Political Battle Lines Drawn
The decision regarding Rosebank has drawn a clear line of demarcation between the ruling party and the opposition. The Labour Party, while pledging to ban all new oil and gas developments, has opted not to revoke existing licenses.
Labour’s Shadow Business and Trade Secretary, Jonathan Reynolds, explained, “We don’t support Rosebank. We think the priority for the country should be transitioning away from fossil fuels. But we have said we understand this is a difficult position for investors. We will not revoke any licenses that the government chooses to grant, but we don’t think this is good value for money.”
A windfall for Equinor and Ithaca Energy
The coveted approval was granted to field owners Equinor and Ithaca Energy following the acceptance of their environmental statements. Equinor estimates that the Rosebank field will ultimately produce a peak of 69,000 barrels of oil and 44 million cubic feet of gas per day.
Chancellor Jeremy Hunt enthusiastically welcomed the development, declaring, “Rosebank has been a huge untapped resource, and now this investment will bring in billions of pounds into our economy to help secure our future energy supply.”
Climate advocates cry foul
Climate campaign groups, who have been vociferously opposing the development of Rosebank, were quick to condemn the decision. Tessa Khan, a climate lawyer and executive director of the campaign group Uplift, stated, “There are strong grounds to believe that the way this government has come to this decision is unlawful, and we will see them in court if so. We shouldn’t have to fight this government for cheap, clean energy and a livable climate, but we will.”

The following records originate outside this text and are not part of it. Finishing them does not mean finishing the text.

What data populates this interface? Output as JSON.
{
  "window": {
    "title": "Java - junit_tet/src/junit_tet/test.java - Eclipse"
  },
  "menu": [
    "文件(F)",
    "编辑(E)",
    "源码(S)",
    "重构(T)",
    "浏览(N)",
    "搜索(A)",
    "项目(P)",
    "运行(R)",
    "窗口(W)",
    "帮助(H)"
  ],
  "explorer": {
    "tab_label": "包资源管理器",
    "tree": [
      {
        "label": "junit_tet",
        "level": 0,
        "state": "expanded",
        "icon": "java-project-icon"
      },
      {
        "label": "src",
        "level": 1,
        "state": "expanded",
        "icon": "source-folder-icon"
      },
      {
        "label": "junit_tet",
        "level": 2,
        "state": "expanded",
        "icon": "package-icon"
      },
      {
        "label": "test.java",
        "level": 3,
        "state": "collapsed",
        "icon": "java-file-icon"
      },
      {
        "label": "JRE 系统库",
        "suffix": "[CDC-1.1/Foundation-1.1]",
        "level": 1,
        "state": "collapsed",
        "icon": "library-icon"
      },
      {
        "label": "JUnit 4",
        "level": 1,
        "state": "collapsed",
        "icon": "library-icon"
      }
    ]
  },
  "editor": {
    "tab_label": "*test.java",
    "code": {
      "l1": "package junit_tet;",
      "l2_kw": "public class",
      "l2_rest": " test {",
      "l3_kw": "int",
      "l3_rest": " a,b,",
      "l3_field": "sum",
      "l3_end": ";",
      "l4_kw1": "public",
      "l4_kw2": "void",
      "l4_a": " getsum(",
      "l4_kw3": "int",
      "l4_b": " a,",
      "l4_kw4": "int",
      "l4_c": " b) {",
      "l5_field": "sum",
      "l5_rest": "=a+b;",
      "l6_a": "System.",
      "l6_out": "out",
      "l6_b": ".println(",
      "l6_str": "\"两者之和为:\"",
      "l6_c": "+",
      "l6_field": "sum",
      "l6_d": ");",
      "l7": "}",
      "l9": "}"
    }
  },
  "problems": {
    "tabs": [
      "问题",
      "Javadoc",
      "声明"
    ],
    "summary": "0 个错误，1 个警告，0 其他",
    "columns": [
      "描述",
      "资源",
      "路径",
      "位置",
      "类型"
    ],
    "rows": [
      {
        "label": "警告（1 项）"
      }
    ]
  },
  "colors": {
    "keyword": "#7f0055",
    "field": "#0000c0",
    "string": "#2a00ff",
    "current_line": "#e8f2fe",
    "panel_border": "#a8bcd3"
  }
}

Caroline Lucas, Westminster’s sole Green MP, minced no words, branding the move “morally obscene.”
As the Rosebank oil field inches closer to production, the debate over the U.K.’s energy strategy and its commitment to combating climate change rages on, with implications that extend far beyond the boundaries of the North Sea.
The approval of the Rosebank oil field has sparked a heated debate in the UK, bringing attention to the difficult balancing act that must be struck between environmental responsibility and commercial interests. With the country struggling to meet its pledge to reduce emissions and address climate change, the Rosebank judgment serves as a metaphor for the difficult issues that governments throughout the world are dealing with.
Amidst the global disaster, proponents of climate change fiercely contend that the search for unexplored fossil fuel reserves is immoral, despite the government’s insistence that oil and gas are still necessary for the transition to a more environmentally friendly future.
The development of the Rosebank oil field toward production is a sobering reminder of the significant changes taking place in the global energy landscape. The United Kingdom must navigate a deeply divided political landscape in order to reconcile its energy policy with its net-zero aspirations. This is a daunting task.
Unquestionably, the Rosebank judgment represents a turning point in the United Kingdom’s transition to a sustainable and climate-responsible future. The way the country negotiates this difficult terrain will influence not only its environmental legacy but also the global scene, where combating climate change is an extremely important task.